→ Exercise requirements:
Give the listing below again exactly, but without any of its pictures.

→ Data provided:
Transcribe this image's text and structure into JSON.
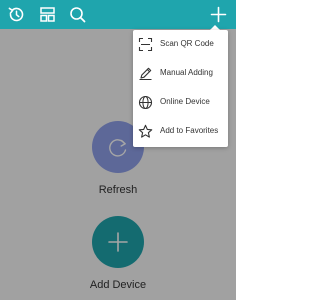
{
  "topbar": {
    "icons": [
      "history-icon",
      "layout-icon",
      "search-icon",
      "add-icon"
    ],
    "color": "#1fa5ad"
  },
  "main": {
    "refresh": {
      "label": "Refresh",
      "icon": "refresh-icon",
      "color": "#8fa0ea"
    },
    "add_device": {
      "label": "Add Device",
      "icon": "add-icon",
      "color": "#1fa5ad"
    }
  },
  "menu": {
    "items": [
      {
        "label": "Scan QR Code",
        "icon": "qr-scan-icon"
      },
      {
        "label": "Manual Adding",
        "icon": "pencil-icon"
      },
      {
        "label": "Online Device",
        "icon": "globe-icon"
      },
      {
        "label": "Add to Favorites",
        "icon": "star-icon"
      }
    ]
  }
}
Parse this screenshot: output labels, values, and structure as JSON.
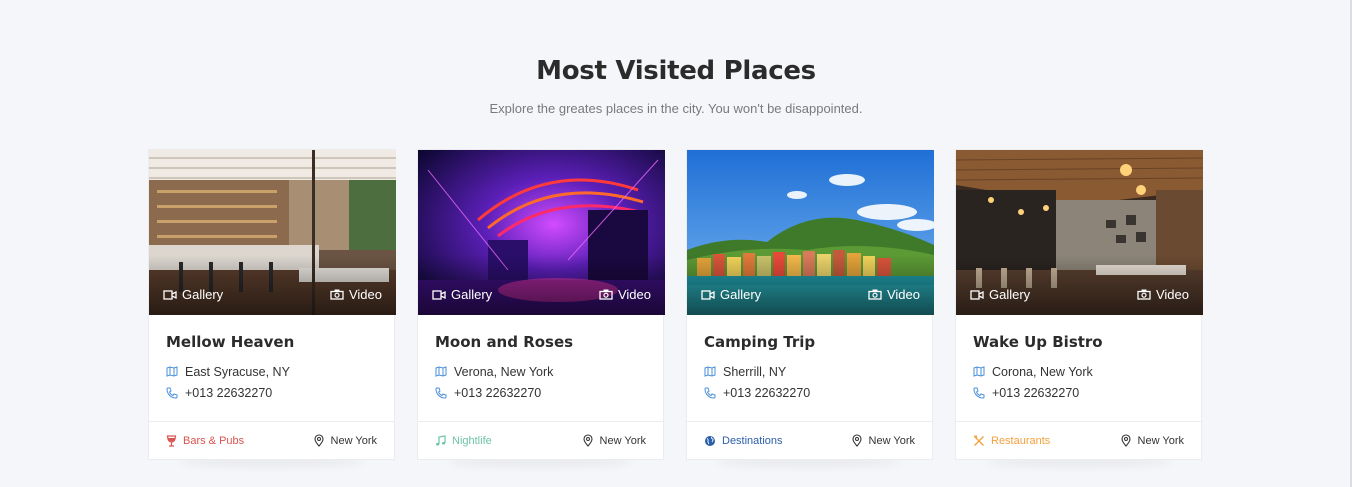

→ Response:
Transcribe this image's text and structure into JSON.
{
  "topbar": {
    "icons": [
      "history-icon",
      "layout-icon",
      "search-icon",
      "add-icon"
    ],
    "color": "#1fa5ad"
  },
  "main": {
    "refresh": {
      "label": "Refresh",
      "icon": "refresh-icon",
      "color": "#8fa0ea"
    },
    "add_device": {
      "label": "Add Device",
      "icon": "add-icon",
      "color": "#1fa5ad"
    }
  },
  "menu": {
    "items": [
      {
        "label": "Scan QR Code",
        "icon": "qr-scan-icon"
      },
      {
        "label": "Manual Adding",
        "icon": "pencil-icon"
      },
      {
        "label": "Online Device",
        "icon": "globe-icon"
      },
      {
        "label": "Add to Favorites",
        "icon": "star-icon"
      }
    ]
  }
}
Parse this screenshot: output labels, values, and structure as JSON.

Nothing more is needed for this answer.